------ DATA FOR THE TASK
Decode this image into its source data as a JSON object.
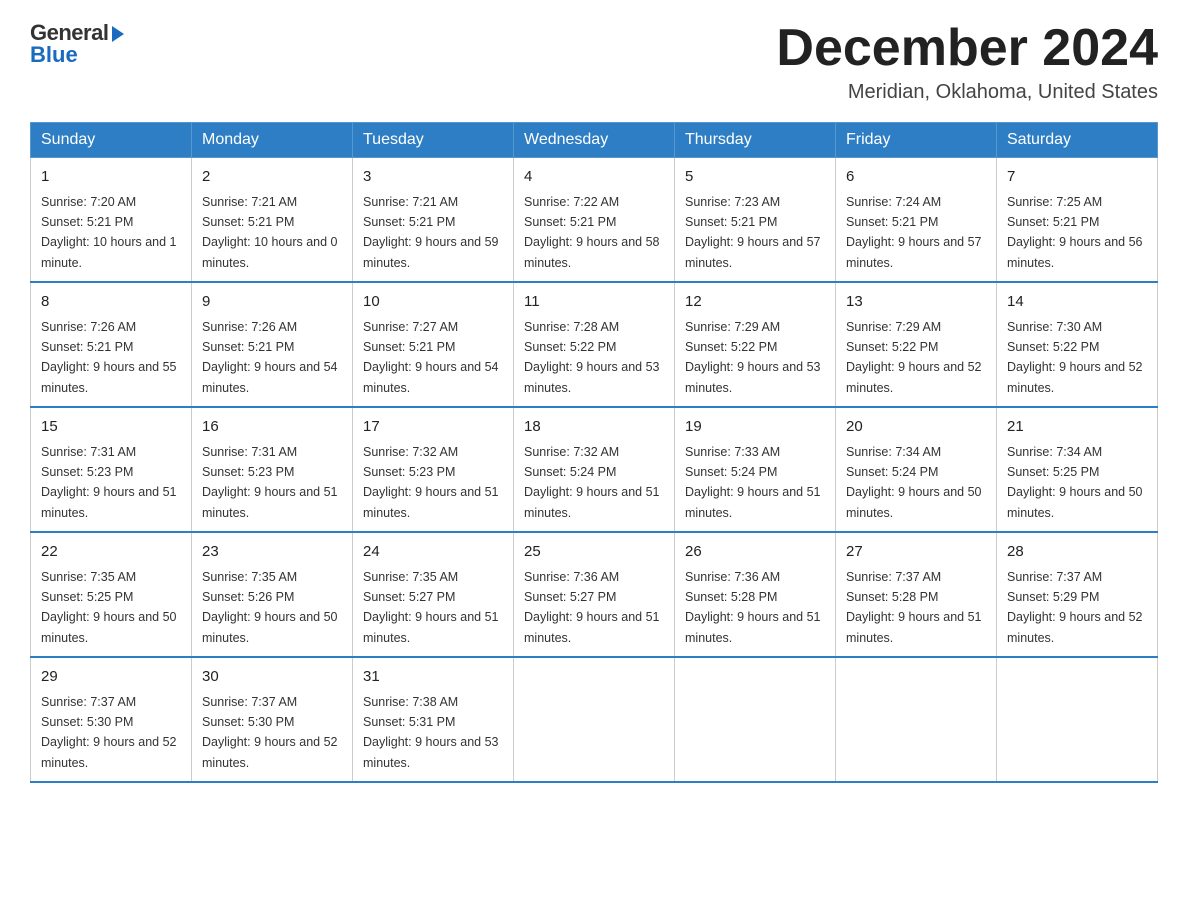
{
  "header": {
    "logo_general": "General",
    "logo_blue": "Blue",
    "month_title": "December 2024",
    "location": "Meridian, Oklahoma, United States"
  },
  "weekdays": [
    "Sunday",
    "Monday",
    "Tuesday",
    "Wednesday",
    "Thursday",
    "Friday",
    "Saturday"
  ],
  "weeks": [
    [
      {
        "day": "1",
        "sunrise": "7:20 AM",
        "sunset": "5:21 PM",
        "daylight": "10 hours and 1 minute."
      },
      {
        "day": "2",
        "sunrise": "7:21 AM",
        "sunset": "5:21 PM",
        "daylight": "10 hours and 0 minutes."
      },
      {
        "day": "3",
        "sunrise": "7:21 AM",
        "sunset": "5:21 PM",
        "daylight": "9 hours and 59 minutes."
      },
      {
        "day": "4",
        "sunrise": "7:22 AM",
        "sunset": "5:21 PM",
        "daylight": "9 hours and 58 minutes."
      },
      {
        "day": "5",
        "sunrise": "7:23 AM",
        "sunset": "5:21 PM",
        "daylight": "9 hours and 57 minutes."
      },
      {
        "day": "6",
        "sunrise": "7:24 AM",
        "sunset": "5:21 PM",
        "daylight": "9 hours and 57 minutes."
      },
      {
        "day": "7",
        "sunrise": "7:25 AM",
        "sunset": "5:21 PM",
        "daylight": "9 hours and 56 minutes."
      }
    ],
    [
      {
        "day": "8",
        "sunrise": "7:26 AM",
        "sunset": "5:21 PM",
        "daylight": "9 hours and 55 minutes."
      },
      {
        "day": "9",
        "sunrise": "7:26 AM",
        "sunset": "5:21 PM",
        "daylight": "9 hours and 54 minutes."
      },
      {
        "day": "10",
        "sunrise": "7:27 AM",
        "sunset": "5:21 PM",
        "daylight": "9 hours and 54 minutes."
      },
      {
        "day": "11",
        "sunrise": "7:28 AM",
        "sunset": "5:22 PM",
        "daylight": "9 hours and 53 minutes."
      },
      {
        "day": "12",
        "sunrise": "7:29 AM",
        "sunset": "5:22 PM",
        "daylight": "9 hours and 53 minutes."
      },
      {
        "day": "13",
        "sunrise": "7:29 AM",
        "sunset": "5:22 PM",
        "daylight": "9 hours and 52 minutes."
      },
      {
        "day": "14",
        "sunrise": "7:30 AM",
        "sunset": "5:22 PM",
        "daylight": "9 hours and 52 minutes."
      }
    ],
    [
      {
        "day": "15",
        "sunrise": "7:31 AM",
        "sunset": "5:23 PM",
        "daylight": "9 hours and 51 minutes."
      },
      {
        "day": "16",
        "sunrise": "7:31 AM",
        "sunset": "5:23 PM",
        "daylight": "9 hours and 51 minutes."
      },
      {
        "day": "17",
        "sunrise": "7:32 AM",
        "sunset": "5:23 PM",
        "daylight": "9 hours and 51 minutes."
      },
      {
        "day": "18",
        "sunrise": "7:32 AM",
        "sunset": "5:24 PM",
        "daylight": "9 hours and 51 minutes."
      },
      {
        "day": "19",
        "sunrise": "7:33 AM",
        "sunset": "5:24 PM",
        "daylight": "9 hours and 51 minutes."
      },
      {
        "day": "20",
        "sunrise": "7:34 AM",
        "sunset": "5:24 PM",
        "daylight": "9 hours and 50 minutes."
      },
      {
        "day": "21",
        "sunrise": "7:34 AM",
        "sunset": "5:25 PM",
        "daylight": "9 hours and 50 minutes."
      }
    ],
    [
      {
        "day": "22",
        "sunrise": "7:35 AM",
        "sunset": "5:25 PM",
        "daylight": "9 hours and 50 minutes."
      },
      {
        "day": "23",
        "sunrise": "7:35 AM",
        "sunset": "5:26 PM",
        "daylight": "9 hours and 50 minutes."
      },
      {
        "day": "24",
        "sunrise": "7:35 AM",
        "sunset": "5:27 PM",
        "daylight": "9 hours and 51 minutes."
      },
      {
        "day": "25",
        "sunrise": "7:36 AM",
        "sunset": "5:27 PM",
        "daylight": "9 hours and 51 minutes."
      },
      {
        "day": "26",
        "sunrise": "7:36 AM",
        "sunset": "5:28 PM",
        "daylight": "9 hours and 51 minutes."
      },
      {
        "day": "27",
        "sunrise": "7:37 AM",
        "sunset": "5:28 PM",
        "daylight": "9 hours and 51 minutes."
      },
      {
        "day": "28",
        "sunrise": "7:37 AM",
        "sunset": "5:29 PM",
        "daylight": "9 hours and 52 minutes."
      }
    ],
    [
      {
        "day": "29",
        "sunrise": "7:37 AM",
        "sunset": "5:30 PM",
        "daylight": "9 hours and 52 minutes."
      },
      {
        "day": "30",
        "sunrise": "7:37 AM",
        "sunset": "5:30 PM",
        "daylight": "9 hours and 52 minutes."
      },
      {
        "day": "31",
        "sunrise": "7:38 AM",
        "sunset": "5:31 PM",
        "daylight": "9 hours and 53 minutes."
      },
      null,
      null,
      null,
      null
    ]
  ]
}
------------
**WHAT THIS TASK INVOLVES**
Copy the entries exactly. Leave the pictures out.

**SOLUTION FOR THIS PROBLEM**
Decode this image into its source data as a JSON object.
{
  "header": {
    "logo_general": "General",
    "logo_blue": "Blue",
    "month_title": "December 2024",
    "location": "Meridian, Oklahoma, United States"
  },
  "weekdays": [
    "Sunday",
    "Monday",
    "Tuesday",
    "Wednesday",
    "Thursday",
    "Friday",
    "Saturday"
  ],
  "weeks": [
    [
      {
        "day": "1",
        "sunrise": "7:20 AM",
        "sunset": "5:21 PM",
        "daylight": "10 hours and 1 minute."
      },
      {
        "day": "2",
        "sunrise": "7:21 AM",
        "sunset": "5:21 PM",
        "daylight": "10 hours and 0 minutes."
      },
      {
        "day": "3",
        "sunrise": "7:21 AM",
        "sunset": "5:21 PM",
        "daylight": "9 hours and 59 minutes."
      },
      {
        "day": "4",
        "sunrise": "7:22 AM",
        "sunset": "5:21 PM",
        "daylight": "9 hours and 58 minutes."
      },
      {
        "day": "5",
        "sunrise": "7:23 AM",
        "sunset": "5:21 PM",
        "daylight": "9 hours and 57 minutes."
      },
      {
        "day": "6",
        "sunrise": "7:24 AM",
        "sunset": "5:21 PM",
        "daylight": "9 hours and 57 minutes."
      },
      {
        "day": "7",
        "sunrise": "7:25 AM",
        "sunset": "5:21 PM",
        "daylight": "9 hours and 56 minutes."
      }
    ],
    [
      {
        "day": "8",
        "sunrise": "7:26 AM",
        "sunset": "5:21 PM",
        "daylight": "9 hours and 55 minutes."
      },
      {
        "day": "9",
        "sunrise": "7:26 AM",
        "sunset": "5:21 PM",
        "daylight": "9 hours and 54 minutes."
      },
      {
        "day": "10",
        "sunrise": "7:27 AM",
        "sunset": "5:21 PM",
        "daylight": "9 hours and 54 minutes."
      },
      {
        "day": "11",
        "sunrise": "7:28 AM",
        "sunset": "5:22 PM",
        "daylight": "9 hours and 53 minutes."
      },
      {
        "day": "12",
        "sunrise": "7:29 AM",
        "sunset": "5:22 PM",
        "daylight": "9 hours and 53 minutes."
      },
      {
        "day": "13",
        "sunrise": "7:29 AM",
        "sunset": "5:22 PM",
        "daylight": "9 hours and 52 minutes."
      },
      {
        "day": "14",
        "sunrise": "7:30 AM",
        "sunset": "5:22 PM",
        "daylight": "9 hours and 52 minutes."
      }
    ],
    [
      {
        "day": "15",
        "sunrise": "7:31 AM",
        "sunset": "5:23 PM",
        "daylight": "9 hours and 51 minutes."
      },
      {
        "day": "16",
        "sunrise": "7:31 AM",
        "sunset": "5:23 PM",
        "daylight": "9 hours and 51 minutes."
      },
      {
        "day": "17",
        "sunrise": "7:32 AM",
        "sunset": "5:23 PM",
        "daylight": "9 hours and 51 minutes."
      },
      {
        "day": "18",
        "sunrise": "7:32 AM",
        "sunset": "5:24 PM",
        "daylight": "9 hours and 51 minutes."
      },
      {
        "day": "19",
        "sunrise": "7:33 AM",
        "sunset": "5:24 PM",
        "daylight": "9 hours and 51 minutes."
      },
      {
        "day": "20",
        "sunrise": "7:34 AM",
        "sunset": "5:24 PM",
        "daylight": "9 hours and 50 minutes."
      },
      {
        "day": "21",
        "sunrise": "7:34 AM",
        "sunset": "5:25 PM",
        "daylight": "9 hours and 50 minutes."
      }
    ],
    [
      {
        "day": "22",
        "sunrise": "7:35 AM",
        "sunset": "5:25 PM",
        "daylight": "9 hours and 50 minutes."
      },
      {
        "day": "23",
        "sunrise": "7:35 AM",
        "sunset": "5:26 PM",
        "daylight": "9 hours and 50 minutes."
      },
      {
        "day": "24",
        "sunrise": "7:35 AM",
        "sunset": "5:27 PM",
        "daylight": "9 hours and 51 minutes."
      },
      {
        "day": "25",
        "sunrise": "7:36 AM",
        "sunset": "5:27 PM",
        "daylight": "9 hours and 51 minutes."
      },
      {
        "day": "26",
        "sunrise": "7:36 AM",
        "sunset": "5:28 PM",
        "daylight": "9 hours and 51 minutes."
      },
      {
        "day": "27",
        "sunrise": "7:37 AM",
        "sunset": "5:28 PM",
        "daylight": "9 hours and 51 minutes."
      },
      {
        "day": "28",
        "sunrise": "7:37 AM",
        "sunset": "5:29 PM",
        "daylight": "9 hours and 52 minutes."
      }
    ],
    [
      {
        "day": "29",
        "sunrise": "7:37 AM",
        "sunset": "5:30 PM",
        "daylight": "9 hours and 52 minutes."
      },
      {
        "day": "30",
        "sunrise": "7:37 AM",
        "sunset": "5:30 PM",
        "daylight": "9 hours and 52 minutes."
      },
      {
        "day": "31",
        "sunrise": "7:38 AM",
        "sunset": "5:31 PM",
        "daylight": "9 hours and 53 minutes."
      },
      null,
      null,
      null,
      null
    ]
  ]
}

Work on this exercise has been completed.